Opinion: Want to improve development outcomes? Anticipate the failures. Here’s how

Opinion: Want to improve development outcomes? Anticipate the failures. Here’s how. by Susan Davis, Devex, February 12, 2018.

We’ve all been in this meeting — you know the one — where knowledgeable people have concerns but are reluctant to express reservations about a project. So plans march forward, while those who might have valuable insights keep quiet. The result for the global health and development sector is that far too many projects fail. There is a better way. So if you take away just one message today, let it be this: “Imagining that an event has already occurred increases the ability to correctly identify reasons for future outcomes by 30 percent.

The better way is called a “pre-mortem” — a strategy in which a team imagines that a project has failed, and then works backward to determine what potentially lead to the failure. Like a medical post-mortem, you figure out why the patient died so you save future patients by not repeating the same mistakes. You do it in advance in a way that safely provides space for stakeholders, experts, and dissenters to share concerns, improve chances for success, and not kill the proverbial patient.
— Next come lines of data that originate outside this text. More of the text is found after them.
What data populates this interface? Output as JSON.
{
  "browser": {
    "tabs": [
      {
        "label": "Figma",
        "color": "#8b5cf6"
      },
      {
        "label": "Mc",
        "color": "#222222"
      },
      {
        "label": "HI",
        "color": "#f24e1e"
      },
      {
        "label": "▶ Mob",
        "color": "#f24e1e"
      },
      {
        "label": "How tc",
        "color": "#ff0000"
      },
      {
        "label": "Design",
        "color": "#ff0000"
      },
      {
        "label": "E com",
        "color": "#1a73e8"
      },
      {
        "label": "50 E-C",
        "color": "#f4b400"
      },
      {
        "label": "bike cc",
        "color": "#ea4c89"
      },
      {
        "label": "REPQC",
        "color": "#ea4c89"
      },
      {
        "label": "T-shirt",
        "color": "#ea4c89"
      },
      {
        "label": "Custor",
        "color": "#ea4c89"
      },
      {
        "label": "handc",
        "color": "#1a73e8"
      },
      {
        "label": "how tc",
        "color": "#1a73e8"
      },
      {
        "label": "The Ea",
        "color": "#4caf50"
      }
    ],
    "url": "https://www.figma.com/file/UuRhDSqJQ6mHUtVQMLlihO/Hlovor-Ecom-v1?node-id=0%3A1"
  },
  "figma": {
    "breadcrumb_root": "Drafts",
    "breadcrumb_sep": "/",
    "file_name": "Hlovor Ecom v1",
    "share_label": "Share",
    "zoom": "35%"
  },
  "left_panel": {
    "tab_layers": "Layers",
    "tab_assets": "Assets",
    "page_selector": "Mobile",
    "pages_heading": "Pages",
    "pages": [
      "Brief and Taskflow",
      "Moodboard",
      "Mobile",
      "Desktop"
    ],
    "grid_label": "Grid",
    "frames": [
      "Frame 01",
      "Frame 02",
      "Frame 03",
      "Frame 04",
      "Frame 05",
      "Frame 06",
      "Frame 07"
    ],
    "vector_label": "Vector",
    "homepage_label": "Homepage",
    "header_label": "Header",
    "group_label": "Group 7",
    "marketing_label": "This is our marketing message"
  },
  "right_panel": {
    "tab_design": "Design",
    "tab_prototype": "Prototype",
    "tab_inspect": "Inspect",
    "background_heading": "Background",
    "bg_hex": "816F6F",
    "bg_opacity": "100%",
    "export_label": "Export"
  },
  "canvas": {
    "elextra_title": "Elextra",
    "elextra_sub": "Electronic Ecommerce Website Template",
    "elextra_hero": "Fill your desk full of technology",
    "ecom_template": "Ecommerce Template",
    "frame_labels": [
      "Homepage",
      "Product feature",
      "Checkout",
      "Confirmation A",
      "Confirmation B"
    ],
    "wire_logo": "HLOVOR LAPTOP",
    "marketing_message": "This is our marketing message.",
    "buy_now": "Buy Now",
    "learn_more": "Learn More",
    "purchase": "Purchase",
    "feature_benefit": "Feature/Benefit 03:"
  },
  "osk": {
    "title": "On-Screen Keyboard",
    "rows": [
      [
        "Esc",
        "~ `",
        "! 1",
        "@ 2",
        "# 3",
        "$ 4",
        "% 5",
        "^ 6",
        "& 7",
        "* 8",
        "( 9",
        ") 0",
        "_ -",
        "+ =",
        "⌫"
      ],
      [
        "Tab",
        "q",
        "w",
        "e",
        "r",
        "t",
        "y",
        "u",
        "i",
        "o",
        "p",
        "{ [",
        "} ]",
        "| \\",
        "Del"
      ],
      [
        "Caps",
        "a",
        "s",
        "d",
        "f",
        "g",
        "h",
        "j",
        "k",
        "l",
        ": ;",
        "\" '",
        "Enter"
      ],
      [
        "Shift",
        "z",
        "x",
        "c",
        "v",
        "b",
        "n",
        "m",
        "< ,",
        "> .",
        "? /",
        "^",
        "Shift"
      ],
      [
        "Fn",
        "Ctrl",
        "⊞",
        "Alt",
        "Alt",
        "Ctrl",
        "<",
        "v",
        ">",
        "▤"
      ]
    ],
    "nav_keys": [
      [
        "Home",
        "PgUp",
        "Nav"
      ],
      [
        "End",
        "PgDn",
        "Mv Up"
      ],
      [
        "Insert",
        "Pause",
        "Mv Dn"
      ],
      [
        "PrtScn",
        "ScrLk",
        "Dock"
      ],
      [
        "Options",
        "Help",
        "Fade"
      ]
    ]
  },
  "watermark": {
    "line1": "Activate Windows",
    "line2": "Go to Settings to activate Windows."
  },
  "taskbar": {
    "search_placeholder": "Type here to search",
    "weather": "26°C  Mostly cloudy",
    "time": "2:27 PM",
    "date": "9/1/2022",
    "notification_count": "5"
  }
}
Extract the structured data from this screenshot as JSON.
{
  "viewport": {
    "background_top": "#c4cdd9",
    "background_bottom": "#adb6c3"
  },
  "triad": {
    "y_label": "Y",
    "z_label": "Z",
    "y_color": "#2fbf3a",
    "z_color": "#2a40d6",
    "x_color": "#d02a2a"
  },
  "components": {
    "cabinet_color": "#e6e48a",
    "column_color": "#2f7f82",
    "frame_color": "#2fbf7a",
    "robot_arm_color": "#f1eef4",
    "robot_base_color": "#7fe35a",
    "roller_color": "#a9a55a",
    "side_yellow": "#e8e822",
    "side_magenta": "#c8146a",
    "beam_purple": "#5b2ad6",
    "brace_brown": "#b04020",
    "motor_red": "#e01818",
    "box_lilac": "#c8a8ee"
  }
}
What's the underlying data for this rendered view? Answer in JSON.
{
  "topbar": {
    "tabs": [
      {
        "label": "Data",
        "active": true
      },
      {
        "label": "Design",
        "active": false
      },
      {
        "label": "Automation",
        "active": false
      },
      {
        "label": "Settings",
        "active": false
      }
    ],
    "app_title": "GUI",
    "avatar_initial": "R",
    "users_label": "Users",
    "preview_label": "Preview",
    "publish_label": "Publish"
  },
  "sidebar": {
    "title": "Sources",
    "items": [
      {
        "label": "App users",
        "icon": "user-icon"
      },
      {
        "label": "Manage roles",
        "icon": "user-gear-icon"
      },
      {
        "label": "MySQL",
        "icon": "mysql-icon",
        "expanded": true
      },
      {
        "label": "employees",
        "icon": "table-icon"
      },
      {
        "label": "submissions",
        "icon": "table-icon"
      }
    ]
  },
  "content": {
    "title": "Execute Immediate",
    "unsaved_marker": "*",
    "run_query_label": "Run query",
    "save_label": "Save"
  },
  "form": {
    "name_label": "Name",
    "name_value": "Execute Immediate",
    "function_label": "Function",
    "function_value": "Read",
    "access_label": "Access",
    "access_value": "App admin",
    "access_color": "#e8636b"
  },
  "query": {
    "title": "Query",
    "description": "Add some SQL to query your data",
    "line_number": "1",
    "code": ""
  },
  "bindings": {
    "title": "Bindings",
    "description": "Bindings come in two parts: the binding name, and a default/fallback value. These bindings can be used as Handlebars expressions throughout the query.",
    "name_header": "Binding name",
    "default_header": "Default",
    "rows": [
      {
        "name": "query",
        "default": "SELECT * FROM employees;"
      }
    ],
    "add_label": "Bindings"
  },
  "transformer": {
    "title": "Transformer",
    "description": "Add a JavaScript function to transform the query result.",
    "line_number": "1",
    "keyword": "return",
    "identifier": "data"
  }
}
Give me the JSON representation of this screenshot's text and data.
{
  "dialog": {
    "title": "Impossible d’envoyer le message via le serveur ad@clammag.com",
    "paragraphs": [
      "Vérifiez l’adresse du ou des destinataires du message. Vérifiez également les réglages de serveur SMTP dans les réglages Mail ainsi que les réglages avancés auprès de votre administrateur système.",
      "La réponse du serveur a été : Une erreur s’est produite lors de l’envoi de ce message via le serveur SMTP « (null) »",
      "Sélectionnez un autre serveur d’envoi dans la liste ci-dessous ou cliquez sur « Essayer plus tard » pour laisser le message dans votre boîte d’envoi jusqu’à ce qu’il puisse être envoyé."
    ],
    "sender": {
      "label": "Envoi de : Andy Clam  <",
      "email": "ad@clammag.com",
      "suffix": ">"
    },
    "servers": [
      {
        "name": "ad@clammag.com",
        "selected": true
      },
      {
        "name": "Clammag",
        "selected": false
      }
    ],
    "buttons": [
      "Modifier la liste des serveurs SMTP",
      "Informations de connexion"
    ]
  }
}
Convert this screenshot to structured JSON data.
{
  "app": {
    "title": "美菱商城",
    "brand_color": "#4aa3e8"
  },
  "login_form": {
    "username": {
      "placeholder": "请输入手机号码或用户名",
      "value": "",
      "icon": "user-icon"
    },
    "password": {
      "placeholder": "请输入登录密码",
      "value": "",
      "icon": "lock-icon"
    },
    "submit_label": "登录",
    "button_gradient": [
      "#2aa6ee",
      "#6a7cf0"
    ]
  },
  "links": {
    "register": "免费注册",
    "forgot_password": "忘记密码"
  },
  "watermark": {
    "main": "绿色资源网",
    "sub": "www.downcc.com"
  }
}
And unlike a post-mortem, which is often completed and then sent to the morgue so-to-speak, pre-mortems live on.

Pre-mortems have been used for years in the business world, but infrequently in the global health and development sectors where they could make a world of difference, not just to prevent costly mistakes and risks of failure, but also to reduce risks to the communities we serve and the sustained outcomes after a project that we need.

Case in point are water, sanitation and hygiene projects that are filled with good intentions — and broken handles and rusty pumps. Because access to safe water is so fundamental to health and development, WASH projects have typically focused on immediate needs — let’s get that well built quickly — and underemphasized the long-term needs — like who’s going to maintain the well and its pump, who’s going to pay for replacement parts, and are those parts going to be available?

Read the complete article.

Leave a Reply

Fill in your details below or click an icon to log in:

WordPress.com Logo

You are commenting using your WordPress.com account. Log Out /  Change )

Google photo

You are commenting using your Google account. Log Out /  Change )

Twitter picture

You are commenting using your Twitter account. Log Out /  Change )

Facebook photo

You are commenting using your Facebook account. Log Out /  Change )

Connecting to %s